Problem: Scan the records below, and wherever a line has the word "Windows", pull it out.
Exercise input below:
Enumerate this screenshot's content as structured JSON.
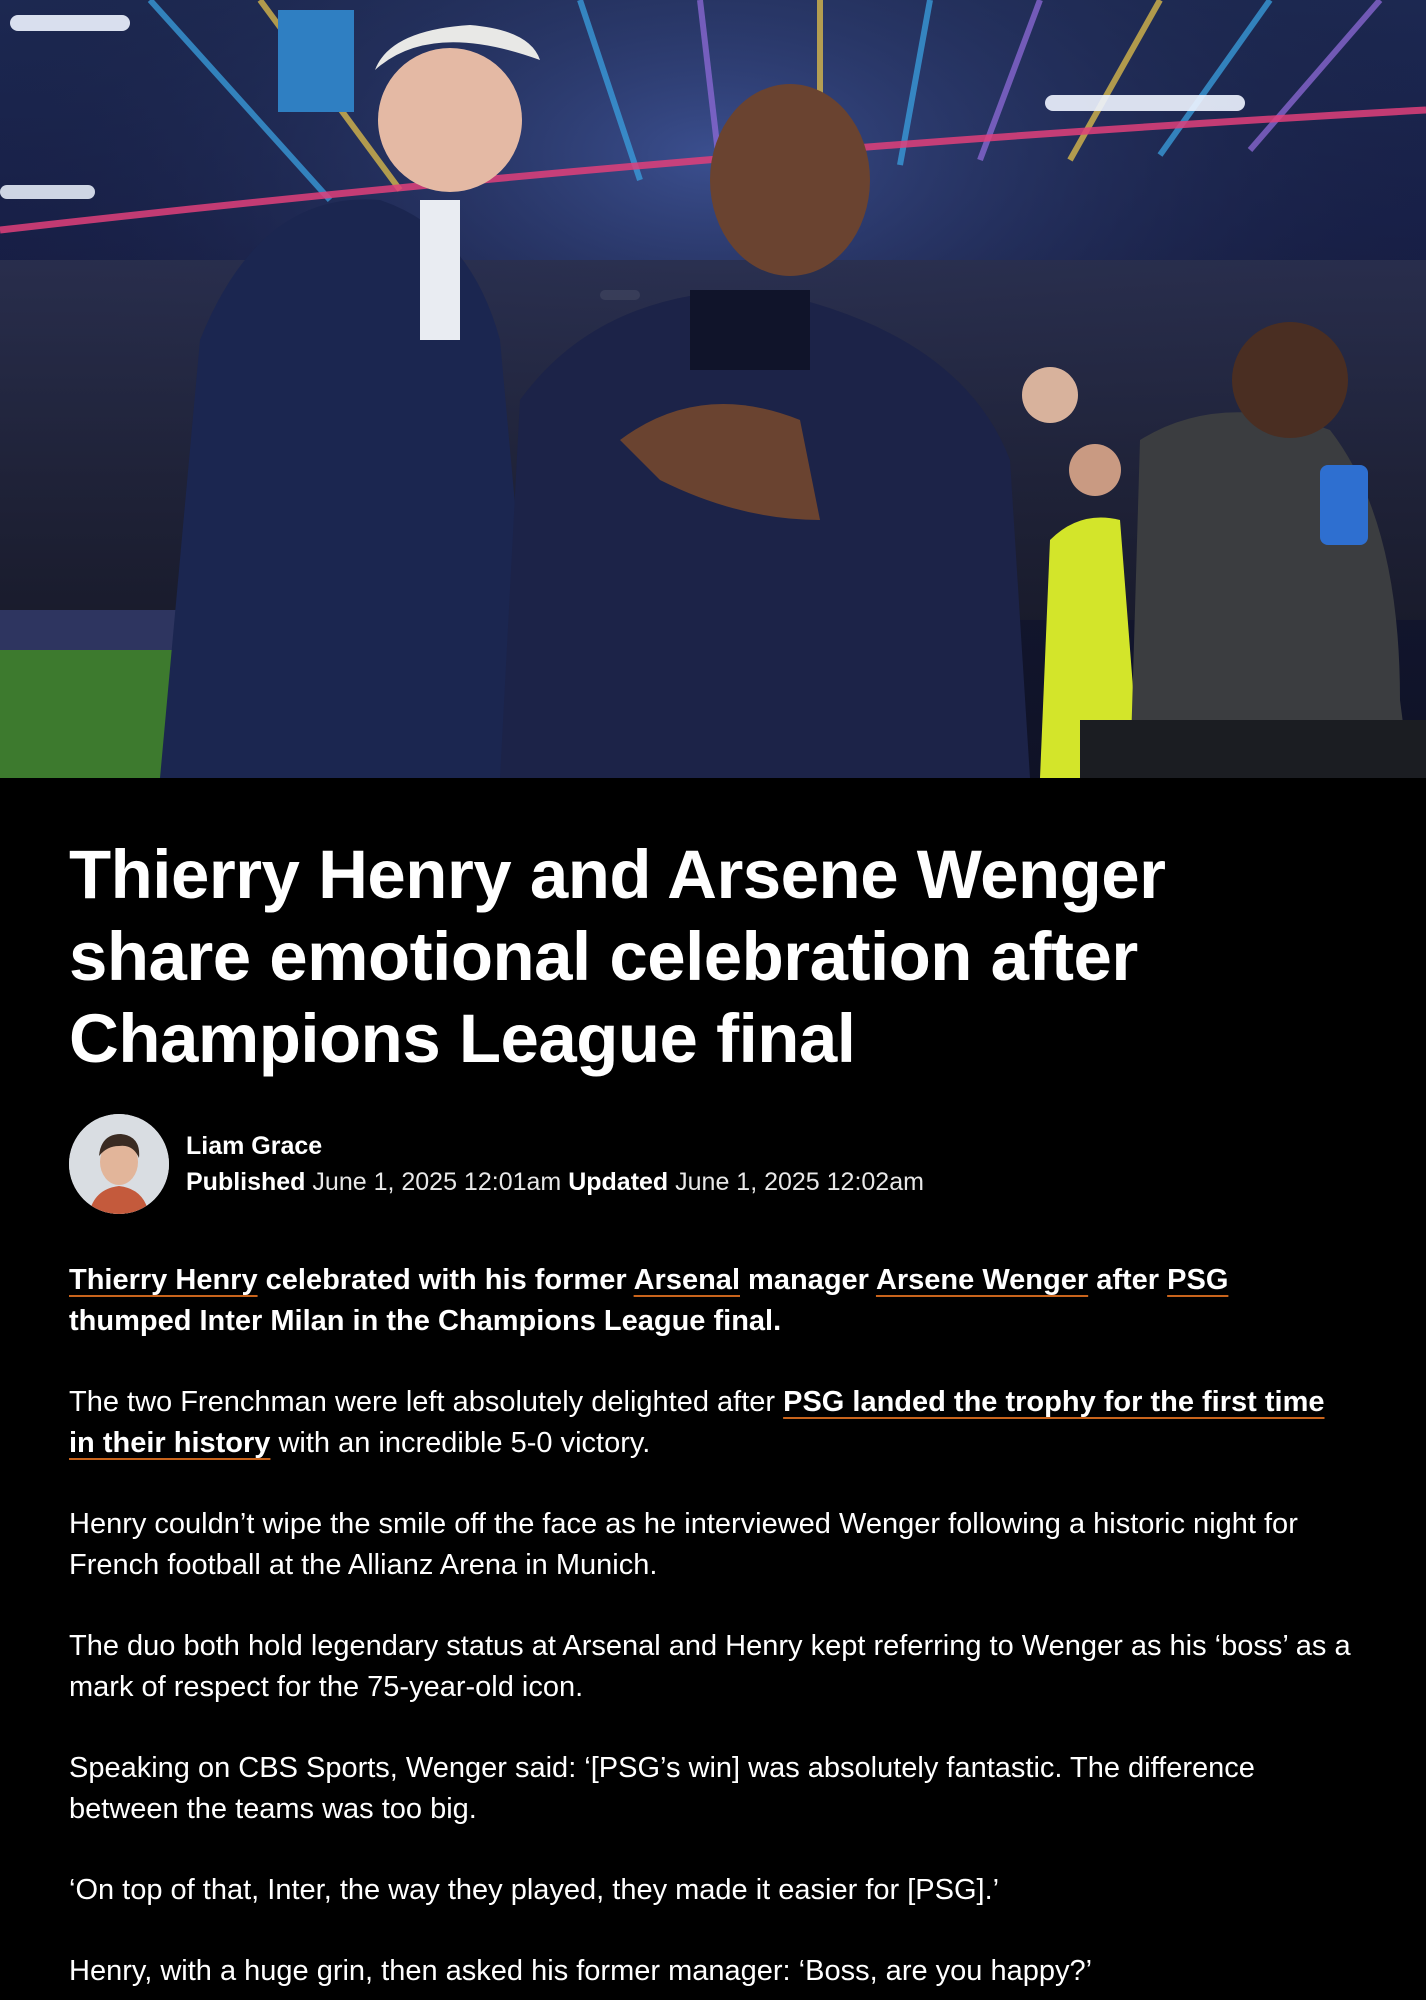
{
  "article": {
    "headline": "Thierry Henry and Arsene Wenger share emotional celebration after Champions League final",
    "author": "Liam Grace",
    "published_label": "Published",
    "published_value": "June 1, 2025 12:01am",
    "updated_label": "Updated",
    "updated_value": "June 1, 2025 12:02am",
    "lead": {
      "link_henry": "Thierry Henry",
      "t1": " celebrated with his former ",
      "link_arsenal": "Arsenal",
      "t2": " manager ",
      "link_wenger": "Arsene Wenger",
      "t3": " after ",
      "link_psg": "PSG",
      "t4": " thumped Inter Milan in the Champions League final."
    },
    "p2": {
      "t1": "The two Frenchman were left absolutely delighted after ",
      "link": "PSG landed the trophy for the first time in their history",
      "t2": " with an incredible 5-0 victory."
    },
    "p3": "Henry couldn’t wipe the smile off the face as he interviewed Wenger following a historic night for French football at the Allianz Arena in Munich.",
    "p4": "The duo both hold legendary status at Arsenal and Henry kept referring to Wenger as his ‘boss’ as a mark of respect for the 75-year-old icon.",
    "p5": "Speaking on CBS Sports, Wenger said: ‘[PSG’s win] was absolutely fantastic. The difference between the teams was too big.",
    "p6": "‘On top of that, Inter, the way they played, they made it easier for [PSG].’",
    "p7": "Henry, with a huge grin, then asked his former manager: ‘Boss, are you happy?’"
  },
  "colors": {
    "background": "#000000",
    "text": "#ffffff",
    "link_underline": "#c9641c"
  }
}
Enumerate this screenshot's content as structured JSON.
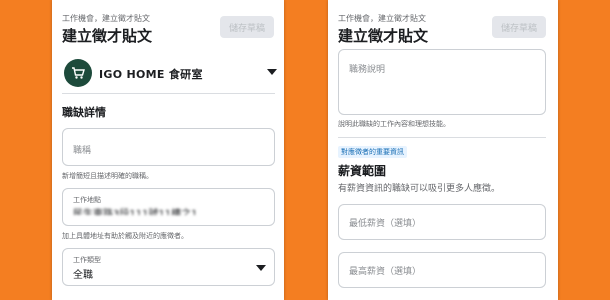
{
  "left_panel": {
    "breadcrumb": "工作機會，建立徵才貼文",
    "title": "建立徵才貼文",
    "save_label": "儲存草稿",
    "page_name": "IGO HOME 食研室",
    "section_title": "職缺詳情",
    "job_title_placeholder": "職稱",
    "job_title_helper": "新增簡短且描述明確的職稱。",
    "location_label": "工作地點",
    "location_value": "民生東路3段111號11樓之1",
    "location_helper": "加上具體地址有助於觸及附近的應徵者。",
    "job_type_label": "工作類型",
    "job_type_value": "全職"
  },
  "right_panel": {
    "breadcrumb": "工作機會，建立徵才貼文",
    "title": "建立徵才貼文",
    "save_label": "儲存草稿",
    "description_placeholder": "職務說明",
    "description_helper": "說明此職缺的工作內容和理想技能。",
    "highlight_tag": "對應徵者的重要資訊",
    "salary_title": "薪資範圍",
    "salary_desc": "有薪資資訊的職缺可以吸引更多人應徵。",
    "min_salary_placeholder": "最低薪資（選填）",
    "max_salary_placeholder": "最高薪資（選填）"
  },
  "colors": {
    "background": "#f47e21",
    "logo_bg": "#1d4a3b",
    "highlight_text": "#1a6fb5"
  }
}
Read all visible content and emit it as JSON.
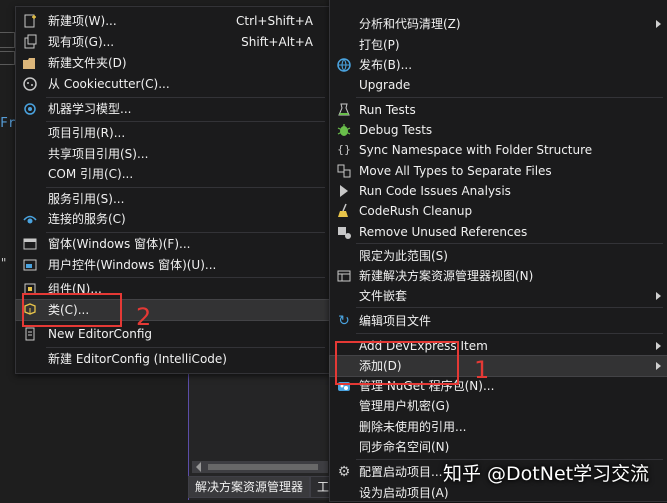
{
  "background": {
    "code_fragment": "Fr",
    "code_fragment2": "\""
  },
  "solution_explorer": {
    "tabs": [
      "解决方案资源管理器",
      "工具"
    ]
  },
  "left_menu": {
    "items": [
      {
        "label": "新建项(W)...",
        "shortcut": "Ctrl+Shift+A",
        "icon": "new-item-icon"
      },
      {
        "label": "现有项(G)...",
        "shortcut": "Shift+Alt+A",
        "icon": "existing-item-icon"
      },
      {
        "label": "新建文件夹(D)",
        "shortcut": "",
        "icon": "new-folder-icon"
      },
      {
        "label": "从 Cookiecutter(C)...",
        "shortcut": "",
        "icon": "cookiecutter-icon"
      },
      {
        "label": "机器学习模型...",
        "shortcut": "",
        "icon": "ml-model-icon"
      },
      {
        "label": "项目引用(R)...",
        "shortcut": "",
        "icon": ""
      },
      {
        "label": "共享项目引用(S)...",
        "shortcut": "",
        "icon": ""
      },
      {
        "label": "COM 引用(C)...",
        "shortcut": "",
        "icon": ""
      },
      {
        "label": "服务引用(S)...",
        "shortcut": "",
        "icon": ""
      },
      {
        "label": "连接的服务(C)",
        "shortcut": "",
        "icon": "connected-service-icon"
      },
      {
        "label": "窗体(Windows 窗体)(F)...",
        "shortcut": "",
        "icon": "form-icon"
      },
      {
        "label": "用户控件(Windows 窗体)(U)...",
        "shortcut": "",
        "icon": "user-control-icon"
      },
      {
        "label": "组件(N)...",
        "shortcut": "",
        "icon": "component-icon"
      },
      {
        "label": "类(C)...",
        "shortcut": "",
        "icon": "class-icon"
      },
      {
        "label": "New EditorConfig",
        "shortcut": "",
        "icon": "editorconfig-icon"
      },
      {
        "label": "新建 EditorConfig (IntelliCode)",
        "shortcut": "",
        "icon": ""
      }
    ]
  },
  "right_menu": {
    "items": [
      {
        "label": "分析和代码清理(Z)",
        "icon": "",
        "submenu": true
      },
      {
        "label": "打包(P)",
        "icon": "",
        "submenu": false
      },
      {
        "label": "发布(B)...",
        "icon": "publish-icon",
        "submenu": false
      },
      {
        "label": "Upgrade",
        "icon": "",
        "submenu": false
      },
      {
        "label": "Run Tests",
        "icon": "run-tests-icon",
        "submenu": false
      },
      {
        "label": "Debug Tests",
        "icon": "debug-tests-icon",
        "submenu": false
      },
      {
        "label": "Sync Namespace with Folder Structure",
        "icon": "sync-namespace-icon",
        "submenu": false
      },
      {
        "label": "Move All Types to Separate Files",
        "icon": "move-types-icon",
        "submenu": false
      },
      {
        "label": "Run Code Issues Analysis",
        "icon": "code-issues-icon",
        "submenu": false
      },
      {
        "label": "CodeRush Cleanup",
        "icon": "cleanup-icon",
        "submenu": false
      },
      {
        "label": "Remove Unused References",
        "icon": "remove-references-icon",
        "submenu": false
      },
      {
        "label": "限定为此范围(S)",
        "icon": "",
        "submenu": false
      },
      {
        "label": "新建解决方案资源管理器视图(N)",
        "icon": "new-view-icon",
        "submenu": false
      },
      {
        "label": "文件嵌套",
        "icon": "",
        "submenu": true
      },
      {
        "label": "编辑项目文件",
        "icon": "edit-project-icon",
        "submenu": false
      },
      {
        "label": "Add DevExpress Item",
        "icon": "",
        "submenu": true
      },
      {
        "label": "添加(D)",
        "icon": "",
        "submenu": true
      },
      {
        "label": "管理 NuGet 程序包(N)...",
        "icon": "nuget-icon",
        "submenu": false
      },
      {
        "label": "管理用户机密(G)",
        "icon": "",
        "submenu": false
      },
      {
        "label": "删除未使用的引用...",
        "icon": "",
        "submenu": false
      },
      {
        "label": "同步命名空间(N)",
        "icon": "",
        "submenu": false
      },
      {
        "label": "配置启动项目...",
        "icon": "gear-icon",
        "submenu": false
      },
      {
        "label": "设为启动项目(A)",
        "icon": "",
        "submenu": false
      }
    ]
  },
  "annotations": {
    "step1": "1",
    "step2": "2"
  },
  "watermark": "知乎 @DotNet学习交流",
  "colors": {
    "menu_bg": "#1b1b1c",
    "highlight": "#333334",
    "annotation_red": "#e53935",
    "accent_purple": "#5b4da8"
  }
}
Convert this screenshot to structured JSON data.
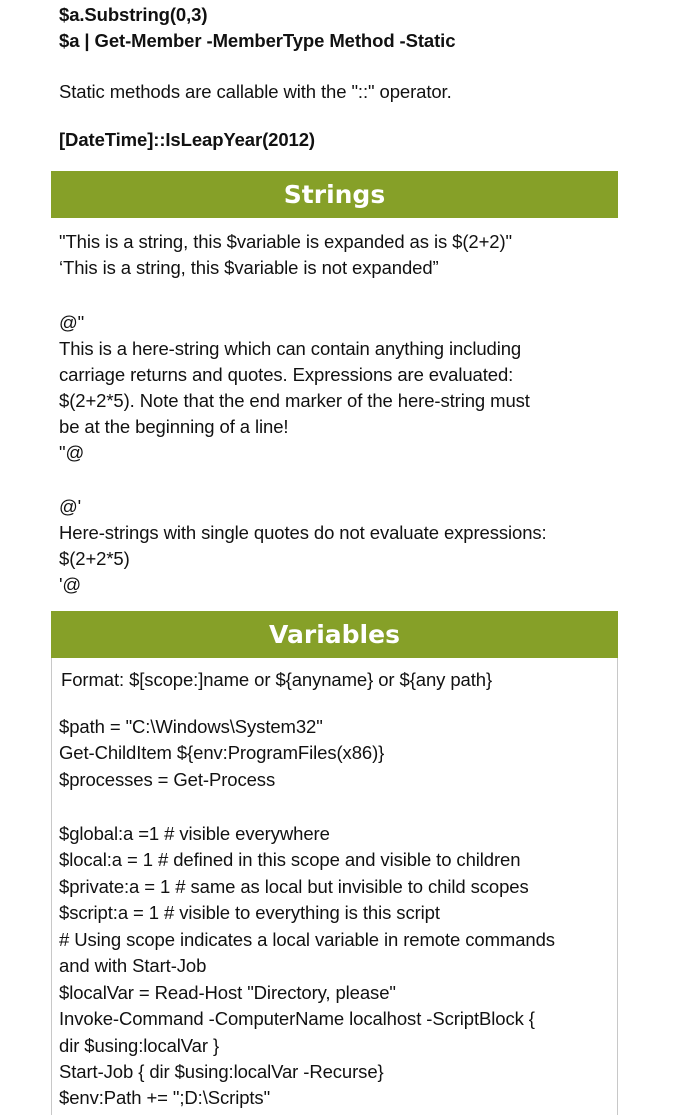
{
  "top": {
    "lines": [
      "$a.Substring(0,3)",
      "$a | Get-Member -MemberType Method -Static"
    ],
    "static_note": "Static methods are callable with the \"::\" operator.",
    "example": "[DateTime]::IsLeapYear(2012)"
  },
  "strings": {
    "title": "Strings",
    "lines": [
      "\"This is a string, this $variable is expanded as is $(2+2)\"",
      "‘This is a string, this $variable is not expanded”",
      "@\"",
      "This is a here-string which can contain anything including",
      "carriage returns and quotes. Expressions are evaluated:",
      "$(2+2*5). Note that the end marker of the here-string must",
      "be at the beginning of a line!",
      "\"@",
      "@'",
      "Here-strings with single quotes do not evaluate expressions:",
      "$(2+2*5)",
      "'@"
    ]
  },
  "variables": {
    "title": "Variables",
    "lines": [
      "Format: $[scope:]name or ${anyname} or ${any path}",
      "$path = \"C:\\Windows\\System32\"",
      "Get-ChildItem ${env:ProgramFiles(x86)}",
      "$processes = Get-Process",
      "$global:a =1 # visible everywhere",
      "$local:a = 1 # defined in this scope and visible to children",
      "$private:a = 1 # same as local but invisible to child scopes",
      "$script:a = 1 # visible to everything is this script",
      "# Using scope indicates a local variable in remote commands",
      "and with Start-Job",
      "$localVar = Read-Host \"Directory, please\"",
      "Invoke-Command -ComputerName localhost -ScriptBlock {",
      "dir $using:localVar }",
      "Start-Job { dir $using:localVar -Recurse}",
      "$env:Path += \";D:\\Scripts\""
    ]
  }
}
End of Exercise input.
Expected answer:
        "label": "窗体(Windows 窗体)(F)...",
        "label": "用户控件(Windows 窗体)(U)...",
      "$path = \"C:\\Windows\\System32\"",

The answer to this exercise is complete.